Much of Britomart’s unique character comes from the contrasts and relationships between its buildings: historic and modern, bold and intimate, public and private.

Most of the 18 historic buildings throughout the precinct date from between 1880 and 1920. Many were built as warehouses and storerooms for Auckland’s early merchant industry. They range from the magnificent Imperial Baroque of the Chief Post Office to the restrained Art Deco elegance of the Maritime Building on Quay Street. All of Britomart’s heritage buildings are being carefully restored, with meticulous attention to materials, colour schemes, fittings and other period details.


This ornate two-storey building completed in 1906 formerly housed engineering and marine workshops, until its reinvention as a bavarian-themed bar called Harrou’s Hofbrauhaus in the 1970s, featuring German beer, food and a band playing traditional German drinking songs. Today Japanese restaurant Ebisu calls the Union Fish Company Building home, with commercial tenants above.


Now fully restored, the former warehouse was once home to the Young Service Womens Club. Constructed in 1897, the Levy Building was extensively remodelled in 1934 in the contemporary Art Deco style. During WWII the building became famous as the home of the Young Womens Christian Association Downtown Club. It opened in 1942 as a safe social venue for young servicewomen, whom it was feared might otherwise frequent hotel bars. Today the Levy Building houses RJB Design along with other commercial tenants.


The Kiwi Tavern was originally built as a crockery warehouse in 1908. Then in 1920 motor engineer W. R. Twigg leased the ground and first floors, eventually purchasing the lease and becoming the sole occupant in 1937. Twigg met an unfortunate end after an encounter with a lion while game hunting in Rhodesia (now Zimbabwe). His company was taken over by W. E. Brooke Taylor, who ran it until 1972. In 1973 the famed Clichy Bar and Bistro opened for business here. The building’s reputation as a popular venue continued into the 1990s, when it was home first to Tatler restaurant, then the Kiwi Tavern. Today the building houses Mexico.


This five-storey building was completed in 1897 for Brown, Barrett & Co, tea, coffee and spice merchants. Despite naming it for their then-famous Excelsior coffee brand, Brown, Barrett & Co never occupied the building and instead took up residence in the nearby Masonic Building. In the 1950s the building became a branch of Bank of New Zealand, who eventually occupied the whole building.
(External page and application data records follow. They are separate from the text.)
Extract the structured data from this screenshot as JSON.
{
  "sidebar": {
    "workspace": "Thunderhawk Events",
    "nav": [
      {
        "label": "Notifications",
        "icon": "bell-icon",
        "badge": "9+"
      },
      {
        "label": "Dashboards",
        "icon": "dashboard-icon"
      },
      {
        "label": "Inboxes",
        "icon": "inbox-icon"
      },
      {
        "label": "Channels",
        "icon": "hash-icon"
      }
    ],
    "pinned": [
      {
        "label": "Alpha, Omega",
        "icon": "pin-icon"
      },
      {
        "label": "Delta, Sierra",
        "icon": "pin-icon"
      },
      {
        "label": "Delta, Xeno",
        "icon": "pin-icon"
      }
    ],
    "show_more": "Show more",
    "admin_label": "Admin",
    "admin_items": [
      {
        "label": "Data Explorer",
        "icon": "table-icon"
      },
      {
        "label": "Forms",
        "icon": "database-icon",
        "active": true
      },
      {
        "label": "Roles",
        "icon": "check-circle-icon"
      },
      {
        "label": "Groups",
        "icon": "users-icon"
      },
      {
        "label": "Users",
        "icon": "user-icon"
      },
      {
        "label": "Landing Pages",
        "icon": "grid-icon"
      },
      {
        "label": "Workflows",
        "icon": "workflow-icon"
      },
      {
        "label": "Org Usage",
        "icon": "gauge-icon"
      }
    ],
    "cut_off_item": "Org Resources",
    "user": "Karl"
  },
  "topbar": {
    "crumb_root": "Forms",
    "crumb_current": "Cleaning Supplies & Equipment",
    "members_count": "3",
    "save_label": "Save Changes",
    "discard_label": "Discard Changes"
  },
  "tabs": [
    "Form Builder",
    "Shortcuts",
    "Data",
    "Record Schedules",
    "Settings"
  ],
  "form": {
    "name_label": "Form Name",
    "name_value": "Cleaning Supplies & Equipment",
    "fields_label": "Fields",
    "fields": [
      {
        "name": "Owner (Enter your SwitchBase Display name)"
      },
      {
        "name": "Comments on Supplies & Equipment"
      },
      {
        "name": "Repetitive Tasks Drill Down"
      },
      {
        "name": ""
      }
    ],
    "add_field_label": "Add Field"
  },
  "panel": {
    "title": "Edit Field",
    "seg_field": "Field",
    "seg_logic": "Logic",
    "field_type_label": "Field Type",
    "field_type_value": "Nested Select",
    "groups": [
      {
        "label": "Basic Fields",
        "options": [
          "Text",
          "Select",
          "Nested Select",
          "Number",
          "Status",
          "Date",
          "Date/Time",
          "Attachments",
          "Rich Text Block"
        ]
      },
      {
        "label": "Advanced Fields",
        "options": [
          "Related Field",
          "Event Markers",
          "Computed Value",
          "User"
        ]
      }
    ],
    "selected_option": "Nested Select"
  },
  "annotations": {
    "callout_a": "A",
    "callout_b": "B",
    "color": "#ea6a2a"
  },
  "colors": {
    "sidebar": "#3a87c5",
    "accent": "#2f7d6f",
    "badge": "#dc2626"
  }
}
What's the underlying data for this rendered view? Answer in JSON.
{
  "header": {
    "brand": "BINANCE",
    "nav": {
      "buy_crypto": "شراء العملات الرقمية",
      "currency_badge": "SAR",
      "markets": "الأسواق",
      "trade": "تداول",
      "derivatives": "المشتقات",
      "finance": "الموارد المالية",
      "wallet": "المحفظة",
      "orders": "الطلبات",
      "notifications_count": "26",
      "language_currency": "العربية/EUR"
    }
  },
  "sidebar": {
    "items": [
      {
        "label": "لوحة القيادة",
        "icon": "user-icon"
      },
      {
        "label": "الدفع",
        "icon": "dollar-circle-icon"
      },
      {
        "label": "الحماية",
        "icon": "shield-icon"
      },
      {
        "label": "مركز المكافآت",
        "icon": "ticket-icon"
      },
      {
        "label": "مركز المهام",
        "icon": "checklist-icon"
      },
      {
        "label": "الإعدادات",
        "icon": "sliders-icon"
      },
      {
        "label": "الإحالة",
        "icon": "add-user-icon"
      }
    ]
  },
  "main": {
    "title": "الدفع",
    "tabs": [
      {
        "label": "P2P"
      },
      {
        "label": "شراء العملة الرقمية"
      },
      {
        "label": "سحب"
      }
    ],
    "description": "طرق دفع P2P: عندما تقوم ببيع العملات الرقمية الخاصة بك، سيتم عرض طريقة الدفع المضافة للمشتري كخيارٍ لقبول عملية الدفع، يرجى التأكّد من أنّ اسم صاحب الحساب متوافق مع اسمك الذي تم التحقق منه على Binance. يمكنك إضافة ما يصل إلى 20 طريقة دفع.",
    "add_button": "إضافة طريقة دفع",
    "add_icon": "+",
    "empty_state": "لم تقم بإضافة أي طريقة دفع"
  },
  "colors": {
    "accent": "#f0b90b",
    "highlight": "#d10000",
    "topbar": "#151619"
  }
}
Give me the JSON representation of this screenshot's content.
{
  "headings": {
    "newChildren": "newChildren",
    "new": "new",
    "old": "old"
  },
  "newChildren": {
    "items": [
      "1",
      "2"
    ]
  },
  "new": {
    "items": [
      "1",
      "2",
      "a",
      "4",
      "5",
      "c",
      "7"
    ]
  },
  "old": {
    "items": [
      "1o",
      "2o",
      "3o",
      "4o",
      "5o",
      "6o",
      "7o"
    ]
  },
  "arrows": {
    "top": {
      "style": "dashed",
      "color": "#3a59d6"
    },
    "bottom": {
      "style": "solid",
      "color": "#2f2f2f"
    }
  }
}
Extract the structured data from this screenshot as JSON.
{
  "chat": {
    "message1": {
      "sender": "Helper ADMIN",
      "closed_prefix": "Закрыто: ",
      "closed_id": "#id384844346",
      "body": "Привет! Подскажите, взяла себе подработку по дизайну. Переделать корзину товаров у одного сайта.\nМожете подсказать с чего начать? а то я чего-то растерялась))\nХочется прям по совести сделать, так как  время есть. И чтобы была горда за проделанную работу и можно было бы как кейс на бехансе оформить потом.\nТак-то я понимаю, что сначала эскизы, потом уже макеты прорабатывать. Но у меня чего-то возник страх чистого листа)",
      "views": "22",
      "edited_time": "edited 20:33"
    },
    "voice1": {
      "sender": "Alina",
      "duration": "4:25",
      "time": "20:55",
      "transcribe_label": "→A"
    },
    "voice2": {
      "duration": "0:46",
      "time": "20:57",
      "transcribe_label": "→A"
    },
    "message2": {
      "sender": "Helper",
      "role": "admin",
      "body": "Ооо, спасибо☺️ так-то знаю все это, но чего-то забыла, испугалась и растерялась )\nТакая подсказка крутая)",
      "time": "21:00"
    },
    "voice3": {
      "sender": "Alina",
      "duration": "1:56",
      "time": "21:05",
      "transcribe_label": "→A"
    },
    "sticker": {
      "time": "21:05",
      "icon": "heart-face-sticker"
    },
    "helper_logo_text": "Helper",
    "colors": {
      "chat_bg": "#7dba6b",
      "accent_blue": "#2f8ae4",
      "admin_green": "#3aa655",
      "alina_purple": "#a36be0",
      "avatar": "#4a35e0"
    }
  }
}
Today Generator and Cafe Hanoi call Excelsior House home.


Built in 1897 the then unnamed building was owned by the Auckland Harbour Board. A 50-year lease was subsequently granted to Sir Henry Brett and Thomas Wilson Leys, newspaper proprietors, printers and publishers. In 1900 their Auckland Star newspaper had the widest circulation of any newspaper in New Zealand. From 1936 to 1968 the New Womens Club (later named the Auckland Womens Forum) occupied the top floor. Today the Buckland Building houses MADE, Service Denim, Havaianas and other commercial tenants.


Built in 1905, the Altrans Building first housed a kauri gum business. In 1920 the building was sold to a grain and seed merchant. In 1937 it was purchased by the Newdick brothers who were cake manufacturers, who made extensive alterations, including adding a bakery to the third floor. In 2014, the Altrans Building underwent a large-scale renovation and today it houses Amano.


Offering views of the Waitemata Harbour to the north and Auckland City skyline to the south, this 1970s building is a real Britomart gem. The Seafarers Building’s name is taken from the Mission to Seafarers, a group with longstanding ties to the building; whose Auckland International Seafarers Centre still sits on level one. In 2014 the building underwent a major renovation opening up five extra floors that had previously been used as temporary spaces. Today the Seafarers Building houses Deadly Ponies, Ostro, SEVEN, The Seafarers Members Club, WORLD, Zambesi and Kate Sylvester.


Built in 1903 the Barrington Building was first leased by a German man named Gustav Kronfeld. Kronfeld travelled to Samoa and became a trader, later developing trade links between Auckland and the Pacific Islands. Used as his warehouse, the Barrington Building stored his Pacific Island curios, tinned fish, fruit and vegetables. It was later sold to John Bates & Co, a china and crystal merchant, who occupied the building from the 1930s to the 1960s. In the 1970s the first floor was occupied by the Barrington Gallery. The gallery opened with an exhibition featuring Picasso engravings and works by nine local painters, and continued to showcase leading New Zealand artists. Today the ground floor is dedicated to fashion housing AS Colour and Huffer, as well as commercial tenants above.


Originally head office for one of New Zealand’s first maritime companies, this building is now home to the offices of Britomart management. The Maritime Building was erected in 1946 on a site previously occupied by an engineering workshop. It displays Neoclassical, Art Deco and Modernist influences and Oaken now calls the ground floor home.